• THE TASK
Please return every line from the entries that has the string "this" in it.

• EXERCISE INPUT
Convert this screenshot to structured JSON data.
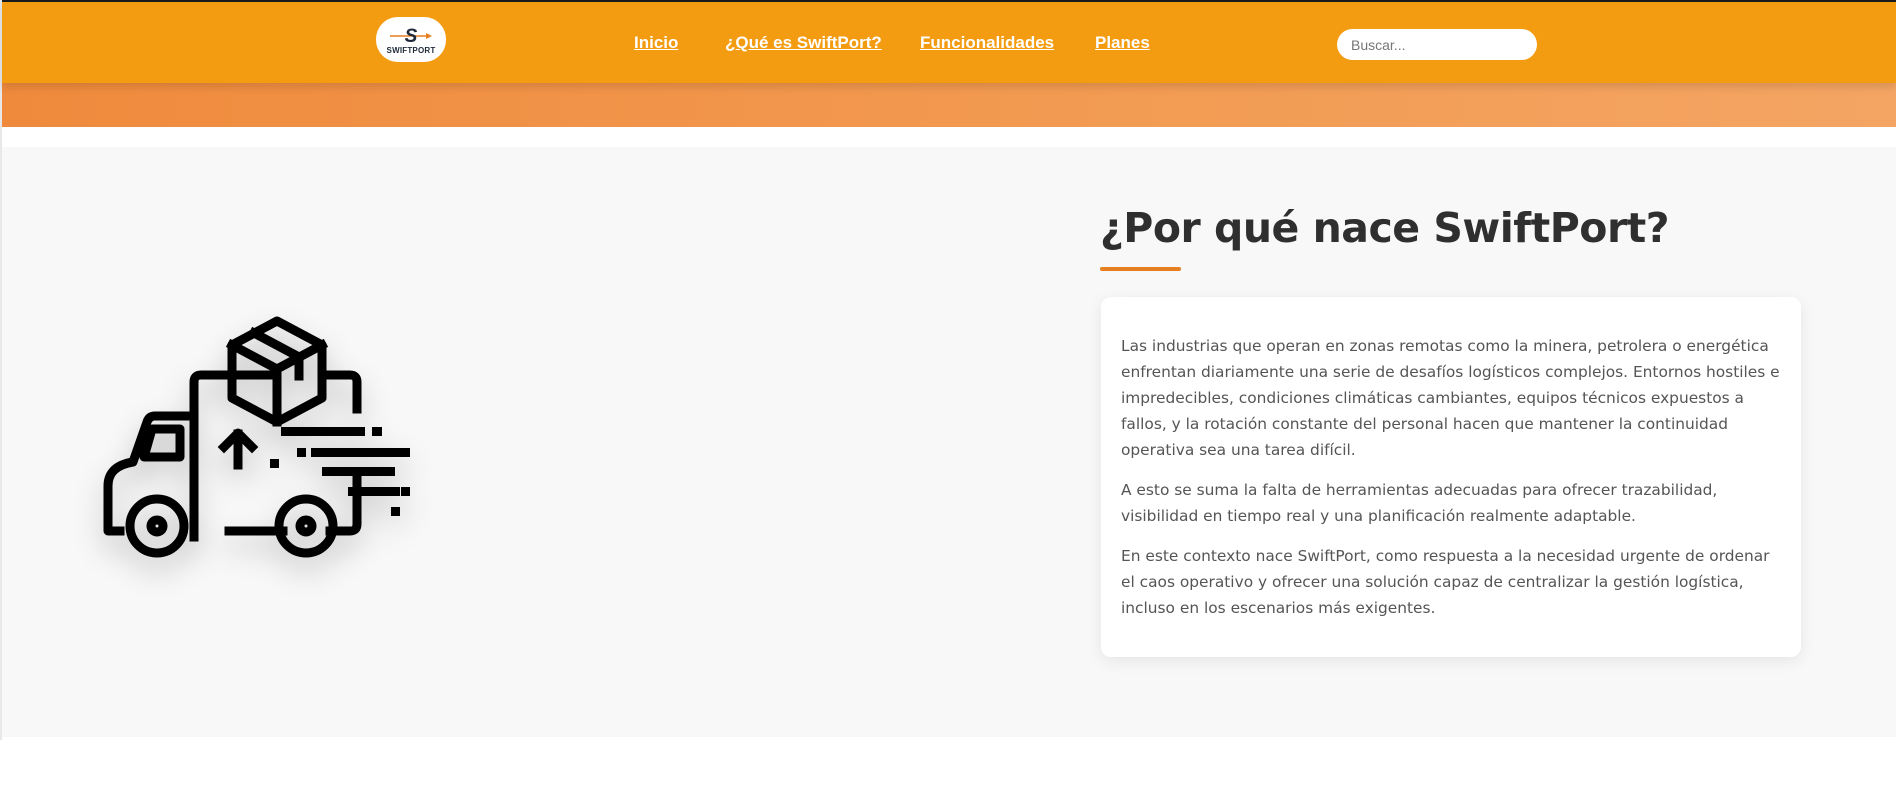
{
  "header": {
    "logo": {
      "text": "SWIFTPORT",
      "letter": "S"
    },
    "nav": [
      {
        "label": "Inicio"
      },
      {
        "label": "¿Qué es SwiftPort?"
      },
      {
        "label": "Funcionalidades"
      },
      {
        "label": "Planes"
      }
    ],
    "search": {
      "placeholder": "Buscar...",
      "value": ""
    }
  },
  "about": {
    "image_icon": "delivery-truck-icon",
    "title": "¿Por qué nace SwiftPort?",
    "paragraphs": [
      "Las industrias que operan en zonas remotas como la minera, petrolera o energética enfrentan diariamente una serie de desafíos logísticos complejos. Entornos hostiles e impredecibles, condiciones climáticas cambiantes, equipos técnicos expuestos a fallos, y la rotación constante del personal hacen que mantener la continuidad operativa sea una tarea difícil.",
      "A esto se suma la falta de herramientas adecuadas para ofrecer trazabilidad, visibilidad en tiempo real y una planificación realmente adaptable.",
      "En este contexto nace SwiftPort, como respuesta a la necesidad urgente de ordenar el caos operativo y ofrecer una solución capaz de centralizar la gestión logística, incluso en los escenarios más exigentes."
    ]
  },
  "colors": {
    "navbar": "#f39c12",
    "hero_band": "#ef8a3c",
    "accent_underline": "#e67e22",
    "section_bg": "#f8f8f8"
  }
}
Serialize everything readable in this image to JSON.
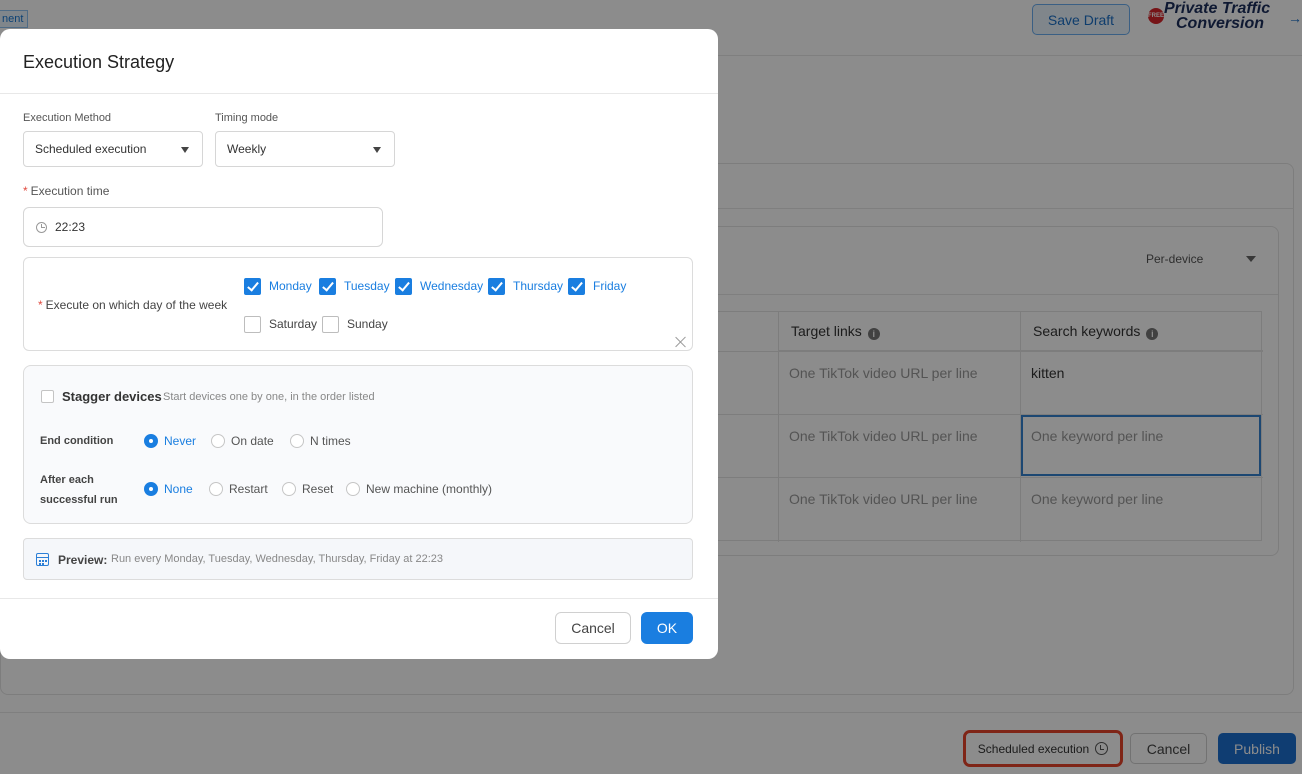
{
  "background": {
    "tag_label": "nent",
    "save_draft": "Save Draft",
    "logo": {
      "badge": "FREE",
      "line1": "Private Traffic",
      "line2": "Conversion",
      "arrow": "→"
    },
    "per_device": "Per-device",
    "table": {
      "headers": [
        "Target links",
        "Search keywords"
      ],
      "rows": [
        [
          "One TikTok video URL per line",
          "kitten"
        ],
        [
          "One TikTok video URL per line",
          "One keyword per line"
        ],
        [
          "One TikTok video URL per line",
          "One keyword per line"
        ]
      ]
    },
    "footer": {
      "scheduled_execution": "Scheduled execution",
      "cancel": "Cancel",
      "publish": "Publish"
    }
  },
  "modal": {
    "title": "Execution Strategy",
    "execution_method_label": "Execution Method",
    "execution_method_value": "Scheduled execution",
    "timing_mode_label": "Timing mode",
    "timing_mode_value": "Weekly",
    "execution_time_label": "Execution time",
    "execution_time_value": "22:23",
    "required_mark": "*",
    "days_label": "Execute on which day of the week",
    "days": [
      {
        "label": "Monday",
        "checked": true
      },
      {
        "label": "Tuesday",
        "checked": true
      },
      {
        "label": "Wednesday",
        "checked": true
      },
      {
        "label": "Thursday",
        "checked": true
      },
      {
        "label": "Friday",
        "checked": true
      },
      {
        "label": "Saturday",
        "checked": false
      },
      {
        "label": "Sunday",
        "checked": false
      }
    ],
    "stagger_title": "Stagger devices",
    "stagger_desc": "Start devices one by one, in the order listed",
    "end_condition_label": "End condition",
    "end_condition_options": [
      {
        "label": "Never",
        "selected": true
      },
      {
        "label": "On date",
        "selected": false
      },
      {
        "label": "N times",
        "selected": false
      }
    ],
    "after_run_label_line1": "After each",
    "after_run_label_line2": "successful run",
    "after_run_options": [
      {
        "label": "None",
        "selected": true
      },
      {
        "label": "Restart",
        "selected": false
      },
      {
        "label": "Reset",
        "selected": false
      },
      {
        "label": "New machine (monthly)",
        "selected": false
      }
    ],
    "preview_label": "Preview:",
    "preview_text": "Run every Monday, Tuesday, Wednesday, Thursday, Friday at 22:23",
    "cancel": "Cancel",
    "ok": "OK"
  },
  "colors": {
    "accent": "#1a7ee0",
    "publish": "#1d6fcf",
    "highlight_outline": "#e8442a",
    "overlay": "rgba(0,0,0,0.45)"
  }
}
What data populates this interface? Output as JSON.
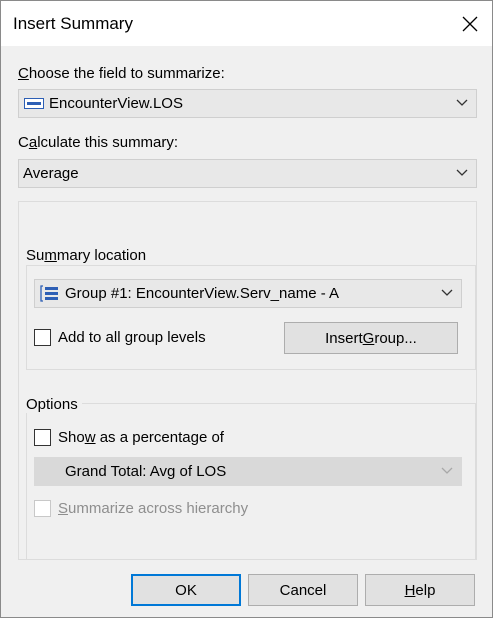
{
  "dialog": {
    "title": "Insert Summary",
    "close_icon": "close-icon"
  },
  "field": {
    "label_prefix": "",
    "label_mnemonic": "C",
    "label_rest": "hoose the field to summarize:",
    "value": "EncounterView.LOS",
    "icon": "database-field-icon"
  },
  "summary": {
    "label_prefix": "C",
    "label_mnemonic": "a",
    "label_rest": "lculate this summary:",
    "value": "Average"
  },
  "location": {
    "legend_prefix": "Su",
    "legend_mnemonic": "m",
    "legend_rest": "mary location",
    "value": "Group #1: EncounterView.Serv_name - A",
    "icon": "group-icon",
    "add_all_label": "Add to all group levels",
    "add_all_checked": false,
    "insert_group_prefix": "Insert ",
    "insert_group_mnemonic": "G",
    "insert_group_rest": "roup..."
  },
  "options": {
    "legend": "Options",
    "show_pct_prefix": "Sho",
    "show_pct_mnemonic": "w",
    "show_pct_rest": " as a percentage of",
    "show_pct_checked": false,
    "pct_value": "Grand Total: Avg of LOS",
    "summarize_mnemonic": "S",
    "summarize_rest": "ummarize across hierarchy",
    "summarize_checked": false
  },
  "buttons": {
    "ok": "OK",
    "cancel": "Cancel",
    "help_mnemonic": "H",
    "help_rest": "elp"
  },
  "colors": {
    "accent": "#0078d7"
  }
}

• REPLY
Convert this screenshot to structured JSON data.
Serialize everything readable in this image to JSON.
What data populates this interface? Output as JSON.
    "label_rest": "lculate this summary:",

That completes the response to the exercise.